• _TASK GOAL_:
Give back the full data, unchanged and complete.

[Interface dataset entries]
══════════

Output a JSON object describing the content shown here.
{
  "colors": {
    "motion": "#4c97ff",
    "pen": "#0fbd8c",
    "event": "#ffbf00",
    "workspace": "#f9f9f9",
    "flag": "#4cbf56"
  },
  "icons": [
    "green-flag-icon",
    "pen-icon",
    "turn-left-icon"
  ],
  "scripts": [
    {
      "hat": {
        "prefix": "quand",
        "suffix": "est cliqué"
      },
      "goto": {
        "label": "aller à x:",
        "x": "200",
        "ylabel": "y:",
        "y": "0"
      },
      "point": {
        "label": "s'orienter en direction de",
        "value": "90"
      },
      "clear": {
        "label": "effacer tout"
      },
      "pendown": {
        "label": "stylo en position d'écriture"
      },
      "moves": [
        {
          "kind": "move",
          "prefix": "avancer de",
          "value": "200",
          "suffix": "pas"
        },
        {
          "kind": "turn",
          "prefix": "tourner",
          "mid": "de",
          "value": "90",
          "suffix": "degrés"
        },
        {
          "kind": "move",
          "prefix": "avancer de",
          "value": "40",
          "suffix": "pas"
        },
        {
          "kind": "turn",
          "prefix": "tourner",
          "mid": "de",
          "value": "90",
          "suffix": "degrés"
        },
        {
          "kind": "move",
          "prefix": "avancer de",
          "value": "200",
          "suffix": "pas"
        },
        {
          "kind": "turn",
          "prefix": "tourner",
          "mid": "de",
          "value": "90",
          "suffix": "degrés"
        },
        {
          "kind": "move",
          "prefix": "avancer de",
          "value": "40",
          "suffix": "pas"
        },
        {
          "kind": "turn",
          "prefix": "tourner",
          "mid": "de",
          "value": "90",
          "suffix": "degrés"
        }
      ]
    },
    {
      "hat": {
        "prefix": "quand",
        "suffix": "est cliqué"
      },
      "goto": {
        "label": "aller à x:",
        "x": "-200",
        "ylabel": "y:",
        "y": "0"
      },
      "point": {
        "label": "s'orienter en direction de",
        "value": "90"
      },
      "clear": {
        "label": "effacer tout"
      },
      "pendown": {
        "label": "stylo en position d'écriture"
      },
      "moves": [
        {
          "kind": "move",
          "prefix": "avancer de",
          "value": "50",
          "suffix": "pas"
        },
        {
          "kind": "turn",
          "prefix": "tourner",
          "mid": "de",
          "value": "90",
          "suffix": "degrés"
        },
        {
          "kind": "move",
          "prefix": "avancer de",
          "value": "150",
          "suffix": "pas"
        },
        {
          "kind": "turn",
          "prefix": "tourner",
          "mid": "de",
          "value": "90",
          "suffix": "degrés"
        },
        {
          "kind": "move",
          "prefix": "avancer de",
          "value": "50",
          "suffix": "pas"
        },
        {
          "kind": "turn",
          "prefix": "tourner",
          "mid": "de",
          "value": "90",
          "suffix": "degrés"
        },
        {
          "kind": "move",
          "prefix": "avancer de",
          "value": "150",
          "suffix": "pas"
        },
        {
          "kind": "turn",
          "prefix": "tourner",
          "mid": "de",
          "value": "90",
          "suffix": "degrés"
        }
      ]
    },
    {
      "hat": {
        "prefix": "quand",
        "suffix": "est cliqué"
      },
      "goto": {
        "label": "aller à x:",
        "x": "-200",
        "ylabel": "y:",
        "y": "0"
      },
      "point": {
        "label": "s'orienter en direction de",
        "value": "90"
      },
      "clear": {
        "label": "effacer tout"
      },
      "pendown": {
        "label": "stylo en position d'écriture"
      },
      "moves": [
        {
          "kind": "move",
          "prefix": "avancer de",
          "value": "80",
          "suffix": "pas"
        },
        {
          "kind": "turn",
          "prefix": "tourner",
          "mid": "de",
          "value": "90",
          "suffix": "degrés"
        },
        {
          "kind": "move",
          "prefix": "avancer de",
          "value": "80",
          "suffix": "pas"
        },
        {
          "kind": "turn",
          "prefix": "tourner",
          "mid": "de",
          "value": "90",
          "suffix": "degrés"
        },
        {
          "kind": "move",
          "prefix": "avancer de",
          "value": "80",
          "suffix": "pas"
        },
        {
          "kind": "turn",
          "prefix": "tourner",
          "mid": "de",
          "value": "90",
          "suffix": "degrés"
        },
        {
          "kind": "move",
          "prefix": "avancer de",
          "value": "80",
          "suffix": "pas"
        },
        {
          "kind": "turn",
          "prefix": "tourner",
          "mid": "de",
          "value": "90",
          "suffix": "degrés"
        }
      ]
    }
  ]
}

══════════

• _ANSWER SPACE_:
Output a JSON object describing the content shown here.
{
  "colors": {
    "motion": "#4c97ff",
    "pen": "#0fbd8c",
    "event": "#ffbf00",
    "workspace": "#f9f9f9",
    "flag": "#4cbf56"
  },
  "icons": [
    "green-flag-icon",
    "pen-icon",
    "turn-left-icon"
  ],
  "scripts": [
    {
      "hat": {
        "prefix": "quand",
        "suffix": "est cliqué"
      },
      "goto": {
        "label": "aller à x:",
        "x": "200",
        "ylabel": "y:",
        "y": "0"
      },
      "point": {
        "label": "s'orienter en direction de",
        "value": "90"
      },
      "clear": {
        "label": "effacer tout"
      },
      "pendown": {
        "label": "stylo en position d'écriture"
      },
      "moves": [
        {
          "kind": "move",
          "prefix": "avancer de",
          "value": "200",
          "suffix": "pas"
        },
        {
          "kind": "turn",
          "prefix": "tourner",
          "mid": "de",
          "value": "90",
          "suffix": "degrés"
        },
        {
          "kind": "move",
          "prefix": "avancer de",
          "value": "40",
          "suffix": "pas"
        },
        {
          "kind": "turn",
          "prefix": "tourner",
          "mid": "de",
          "value": "90",
          "suffix": "degrés"
        },
        {
          "kind": "move",
          "prefix": "avancer de",
          "value": "200",
          "suffix": "pas"
        },
        {
          "kind": "turn",
          "prefix": "tourner",
          "mid": "de",
          "value": "90",
          "suffix": "degrés"
        },
        {
          "kind": "move",
          "prefix": "avancer de",
          "value": "40",
          "suffix": "pas"
        },
        {
          "kind": "turn",
          "prefix": "tourner",
          "mid": "de",
          "value": "90",
          "suffix": "degrés"
        }
      ]
    },
    {
      "hat": {
        "prefix": "quand",
        "suffix": "est cliqué"
      },
      "goto": {
        "label": "aller à x:",
        "x": "-200",
        "ylabel": "y:",
        "y": "0"
      },
      "point": {
        "label": "s'orienter en direction de",
        "value": "90"
      },
      "clear": {
        "label": "effacer tout"
      },
      "pendown": {
        "label": "stylo en position d'écriture"
      },
      "moves": [
        {
          "kind": "move",
          "prefix": "avancer de",
          "value": "50",
          "suffix": "pas"
        },
        {
          "kind": "turn",
          "prefix": "tourner",
          "mid": "de",
          "value": "90",
          "suffix": "degrés"
        },
        {
          "kind": "move",
          "prefix": "avancer de",
          "value": "150",
          "suffix": "pas"
        },
        {
          "kind": "turn",
          "prefix": "tourner",
          "mid": "de",
          "value": "90",
          "suffix": "degrés"
        },
        {
          "kind": "move",
          "prefix": "avancer de",
          "value": "50",
          "suffix": "pas"
        },
        {
          "kind": "turn",
          "prefix": "tourner",
          "mid": "de",
          "value": "90",
          "suffix": "degrés"
        },
        {
          "kind": "move",
          "prefix": "avancer de",
          "value": "150",
          "suffix": "pas"
        },
        {
          "kind": "turn",
          "prefix": "tourner",
          "mid": "de",
          "value": "90",
          "suffix": "degrés"
        }
      ]
    },
    {
      "hat": {
        "prefix": "quand",
        "suffix": "est cliqué"
      },
      "goto": {
        "label": "aller à x:",
        "x": "-200",
        "ylabel": "y:",
        "y": "0"
      },
      "point": {
        "label": "s'orienter en direction de",
        "value": "90"
      },
      "clear": {
        "label": "effacer tout"
      },
      "pendown": {
        "label": "stylo en position d'écriture"
      },
      "moves": [
        {
          "kind": "move",
          "prefix": "avancer de",
          "value": "80",
          "suffix": "pas"
        },
        {
          "kind": "turn",
          "prefix": "tourner",
          "mid": "de",
          "value": "90",
          "suffix": "degrés"
        },
        {
          "kind": "move",
          "prefix": "avancer de",
          "value": "80",
          "suffix": "pas"
        },
        {
          "kind": "turn",
          "prefix": "tourner",
          "mid": "de",
          "value": "90",
          "suffix": "degrés"
        },
        {
          "kind": "move",
          "prefix": "avancer de",
          "value": "80",
          "suffix": "pas"
        },
        {
          "kind": "turn",
          "prefix": "tourner",
          "mid": "de",
          "value": "90",
          "suffix": "degrés"
        },
        {
          "kind": "move",
          "prefix": "avancer de",
          "value": "80",
          "suffix": "pas"
        },
        {
          "kind": "turn",
          "prefix": "tourner",
          "mid": "de",
          "value": "90",
          "suffix": "degrés"
        }
      ]
    }
  ]
}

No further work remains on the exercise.